In Salon, a former libertarian named Edwin Lyngar adds to the "Why I left the movement" literature. This bit
, about the Rob Paul delegation to the 2008 Republican national Convention, is worth quoting:
And boy, was it a circus. Many members of the group were obsessed with the gold standard, the Kennedy assassination and the Fed. Although Libertarians believe government is incompetent, many of them subscribe to the most fringe conspiracy theories imaginable. Airplanes are poisoning America with chemicals (chemtrails) or the moon landings were faked. Nothing was too far out. A great many of them really think that 9-11 was an inside job. Even while basking in the electoral mainstream, the movement was overflowing with obvious hokum.
During the meeting, a Ron Paul staffer, a smart and charismatic young woman, gave a tip to the group for the upcoming convention.
“Dress normal,” she said. “Wear suits, and don’t bring signs or flags. Don’t talk about conspiracy theories. Just fit in.” Her advice was the kind you might hear given to an insane uncle at Thanksgiving.
The reference to the Kennedy assassination stings. Still, I know all too well that there are libertarian zealots who have latched onto that topic without understanding it or making any kind of scholarly contribution to the literature. These people usually fixate on the notion that JFK was killed because he was going to take action against the Federal Reserve -- a claim that isn't true
do so many libertarians become conspiracy theorists? Because conspiracy theories -- whether worthwhile, worthless, or in the unproven-but-intriguing category -- all tend to alienate the citizen from the government, from the very idea
Libertarians use JFK's death to drive home the idea that government is always malign. Of course, this idea goes against everything the Kennedy brothers stood for. The proposition of universal political corruption, taken to its logical conclusion, undermines all faith in democracy. From there, it is but a short step to Peter Thiel's formulation that freedom and democracy are incompatible.
We can go further. This antipathy for democracy links conspiracism, libertarianism and fascism
Libertarians insist that they have no kinship to fascism -- that they are, in fact, the truest opponents
of fascism. But the linkage between libertarianism and fascism became hard to deny when Milton Friedman went to work for Pinochet.
Even more revealing is the background of the Koch Brothers
One big time Birch family, the Koch family, has spent (and continues to spend) huge sums to bankroll Birch ideas. David and Charles Koch, the sons of Fred Koch—one of the original founding members of the Birch Society and a friend of my father—have invested hundreds of millions of dollars in their favorite political causes.
The JBS offers a loving biography of Fred Koch on this
page. You should also read Wikipedia's page
on the Koch paterfamilias:
He claimed that the Democratic and Republican Parties were infiltrated by the Communist Party, and he supported Mussolini's suppression of communists.

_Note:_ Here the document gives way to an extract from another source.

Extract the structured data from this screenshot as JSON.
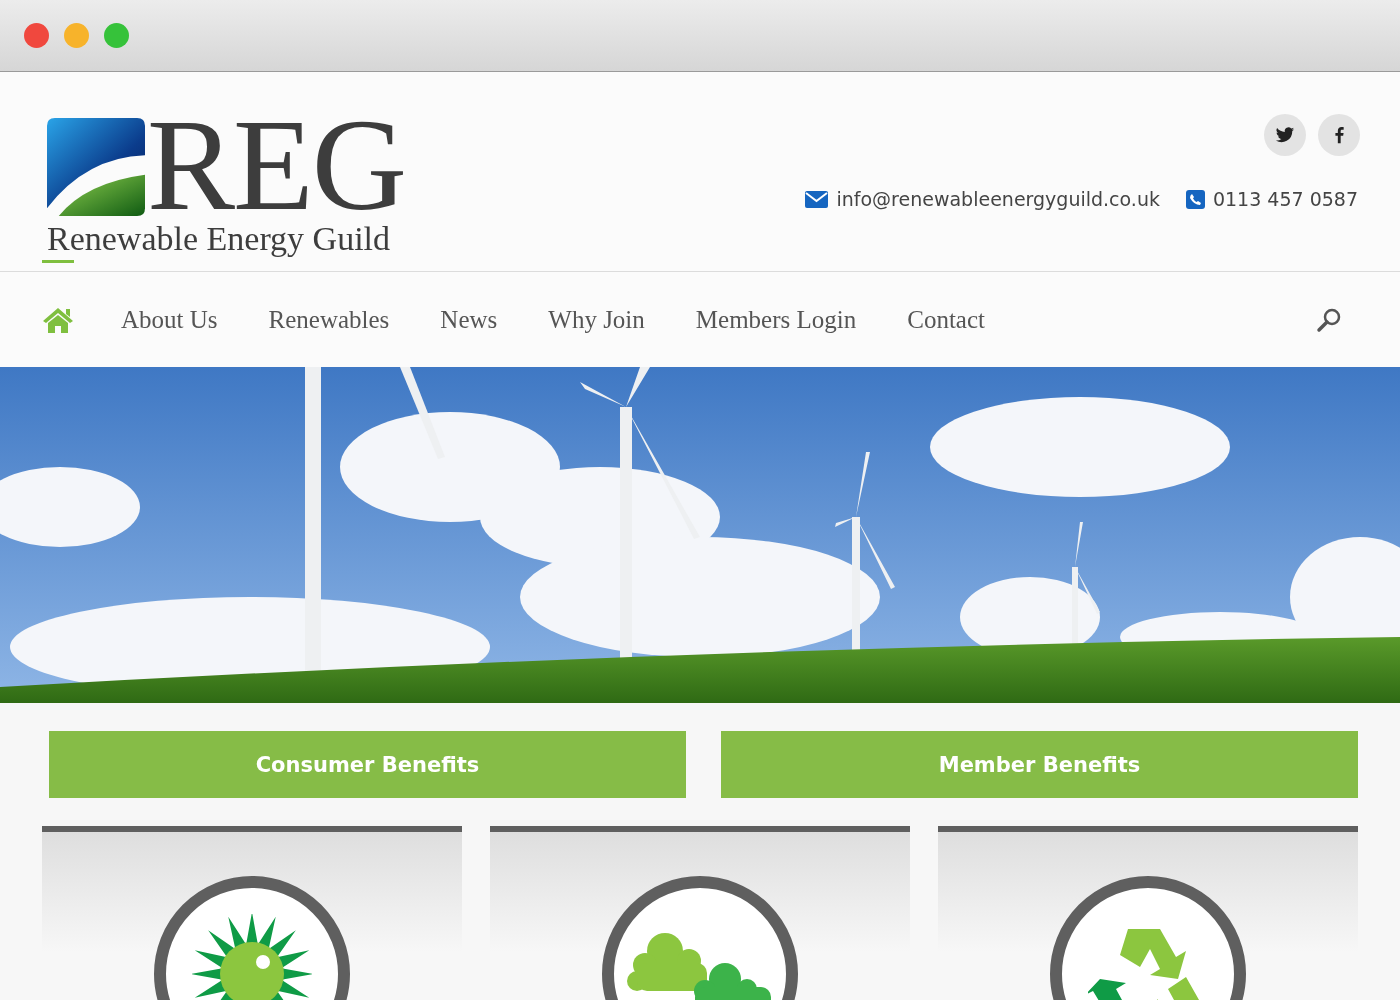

He wrote that "The colored man looms large in the Communist plan to take over America," and that public welfare was a secret plot to attract rural blacks and Puerto Ricans to Eastern cities to vote for Communist causes and "getting a vicious race war started."
The Birchers, fueled by Koch cash, were and are notorious for promoting "the paranoid style." Alas, the rewriters of history have largely managed to hide the links between the Society's founders and the American pro-fascist movements of the pre-war era.
One example should prove the point.
In the 1950s, Fred Koch's chief partner in establishing the JBS was J. Howard Pew, a personal friend to Robert Welch, the founder of the Society. A couple of decades earlier, Pew helped to establish a fascist group called the Sentinels of Liberty
The second most important of the [American Liberty] League's auxiliaries was the Sentinels of the Republic, an anti-Semitic organization which constantly warned the country of "the Jewish-Communist" menace. In 1936 the Senate Lobbying Committee released Sentinels' files revealing fascist sympathies. "The Jewish threat is a real one... I believe our real opportunity lies in accomplishing the defeat of Roosevelt." wrote its president, Boston banker Alexander Lincoln to Cleveland Runyon, who replied that the people were crying for leadership: "The Sentinels should really lead on the outstanding issue. The old line Americans of $1,000 a year want a Hitler."
In public, the Sentinels did not extol the virtues of Hitler; instead, they opposed any attempt to regulate business, with a particular emphasis on repealing laws against child labor. In other words, the movement was outwardly libertarian and inwardly totalitarian.
Tea Partiers, following the lead of Glenn Beck, have tried to rewrite this history, claiming that liberals
were somehow allied with the fascist movement. This assertion makes sense only if you manage to ignore every piece of printed material from the 1930s.
From time to time, I am asked by what criteria do I differentiate the (relatively few) worthwhile conspiracy theories from the many that are rubbish. My quick-n-dirty solution will strike many people as unfair, yet it works for me. I ask: "Did a libertarian come up with this theory?" If the answer is "yes," then the assertions are probably